Required action:
Using the listing below, keep only the lines with the word "arrow" and copy them.

'''

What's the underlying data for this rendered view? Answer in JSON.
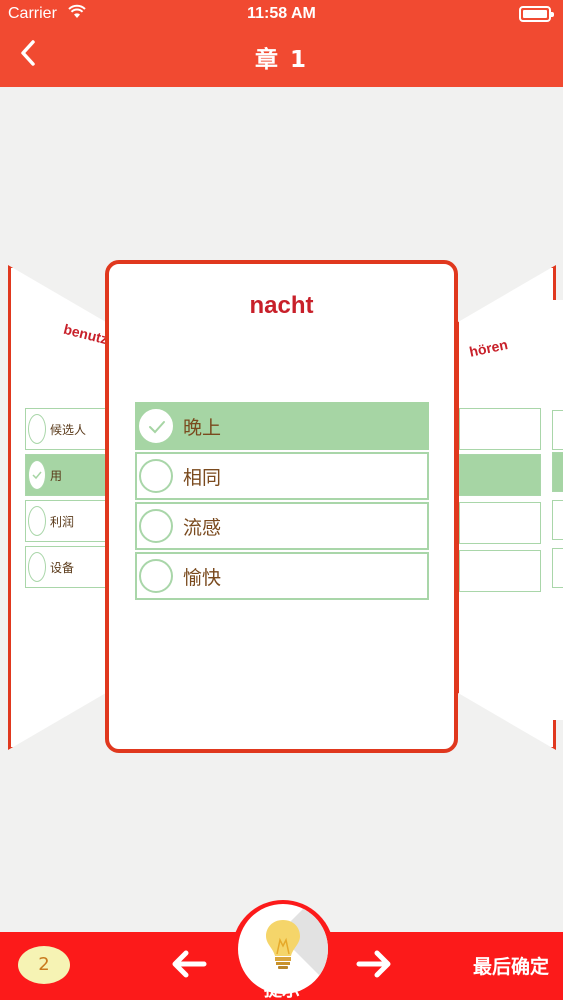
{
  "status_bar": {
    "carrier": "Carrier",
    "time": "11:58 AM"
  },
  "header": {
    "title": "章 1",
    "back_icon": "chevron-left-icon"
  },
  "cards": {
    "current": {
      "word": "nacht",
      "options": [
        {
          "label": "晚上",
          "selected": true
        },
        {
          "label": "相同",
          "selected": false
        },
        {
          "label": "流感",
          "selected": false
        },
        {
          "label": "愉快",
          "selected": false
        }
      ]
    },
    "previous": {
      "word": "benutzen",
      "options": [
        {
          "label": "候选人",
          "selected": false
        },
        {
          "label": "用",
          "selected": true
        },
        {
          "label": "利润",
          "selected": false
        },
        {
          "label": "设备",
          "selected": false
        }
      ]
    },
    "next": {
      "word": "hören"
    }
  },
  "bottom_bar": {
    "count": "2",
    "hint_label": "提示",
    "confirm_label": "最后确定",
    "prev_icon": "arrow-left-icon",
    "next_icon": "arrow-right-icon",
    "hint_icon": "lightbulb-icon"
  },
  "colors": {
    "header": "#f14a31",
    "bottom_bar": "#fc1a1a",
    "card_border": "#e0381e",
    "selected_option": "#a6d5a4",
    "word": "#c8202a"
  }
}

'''

Task result:
    "prev_icon": "arrow-left-icon",
    "next_icon": "arrow-right-icon",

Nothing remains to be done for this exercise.